    I used to live in ROC, and at one time or other thought about moving to Greece. I don’t know if this practice would’ve made me want to move there more (in order to test just how egalitarian they really are) or less.

    They definitely have a nice beach park and hotdog restaurant, I can say that much.

  • Steve Holland

    The continued chipping away of Church and State has long been the course that the evangelical right wing christians have been doing for the last several decades with the Dominionism movement. The taking over of our school boards, city, county, state and federal government elected officials in order to have laws changed and if challenged work it’s way up through the courts. They know if they can get Supreme Court rulings in their favor it will undermine freedom of religion as we know it truly was meant to be. It is a minority of people but this minority has snuck in without alarming the general population. If this trend continues unopposed through the courts by organizations (christian law firms) bent on making this country a theocracy we may very well be living in one in the not so distant future.

    Americans of faith and non-faith need to see what is happening to this country by these people, Nazi Germany is a perfect example of where this is headed.

  • Homo Straminus

    Whoa! Godwin’d at #2! That’s almost a record.

  • Well, does that mean that the nitwits in Greece will be open to prayers to FSM? Cuz, if they ain’t, oh, well.

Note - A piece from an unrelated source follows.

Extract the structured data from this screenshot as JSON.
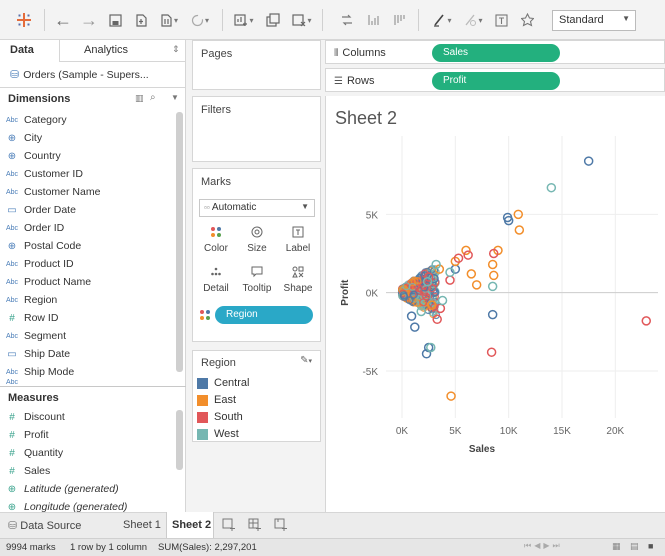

I can see Tony Ducks saying this is more of that meaningless symbolism, like the cross in the desert.

  • Worldtraveller

    As I noted on Mano’s post about this, I suspect that the SCOTUS might make a narrow ruling on the fact that (assuming I recall the details correctly), the Greece case explicitly requires opening with a prayer, although the law is careful to say that they should be chosen in some way to make it ‘fair’. As with most of these cases, the choosing is probably done not in some random way, or not by a lotto or wait list, but a person is chosen at each meeting, meaning that they can continue to ignore the Wiccan/Atheist/Muslim/whatever as long as they can get a nominal xian to pipe up and volunteer.

  • Synfandel

    If I were a rate payer in Greece, I’d be telling my city council to get on with the work it’s being paid to do. Councilors can play solitaire, watch YouTube videos, pray, and update their Facebook status on their own time.

  • Karen Locke

    I, too, am uncomfortable with this, and I think SCOTUS will get it wrong. I have yet to hear a reasonable argument about why these sorts of meetings require an invocation, or a pledge, or any such time-wasting BS. What’s wrong with “Welcome everyone, let’s get down to business”?

  • Synfandel

    We’re completely in agreement, Karen, about the inappropriate waste of time. Unfortunately, that’s not what SCOTUS is being asked to rule on. It’s up to the voters of Greece to decide how their councilors should spend their working time. SCOTUS has to decide whether this particular obvious waste of time is also a violation of the first amendment. The constitutional question would be moot if voters fired politicians who frittered away tax payers’ money on public woo.

  • baal

    Excellent framing Ed!

    My fear is that this case’s facts make it very easy for the court to hold that so long as you use a lottery, have any prayer you want. The xtianists will then stack the lottery pool to the point where only sectarian prayer is left (and not being chosen ‘randomly’ it’s totes ok.

  • What is at issue here is the relatively narrow question of whether the city council’s practice of allowing different clergy to deliver those prayers can violate the Establishment Clause even without direct evidence that the city did not discriminate in choosing those who delivered them.

    Has anyone tried inviting an imam to give the opening prayer?

  • eric

    CD Wilson @10 has the right point. To expand on it a bit further:

    1. Scotus will likely rule that the prayer is constitutional so long as the council’s invitation process is theoretically open to all religions and none.

    2. The only way to show its unconstitutional at that point is to demonstrate that it’s not actually open to all religions and none. That, when unpopular minorities apply to give it, the council does not allow them to participate.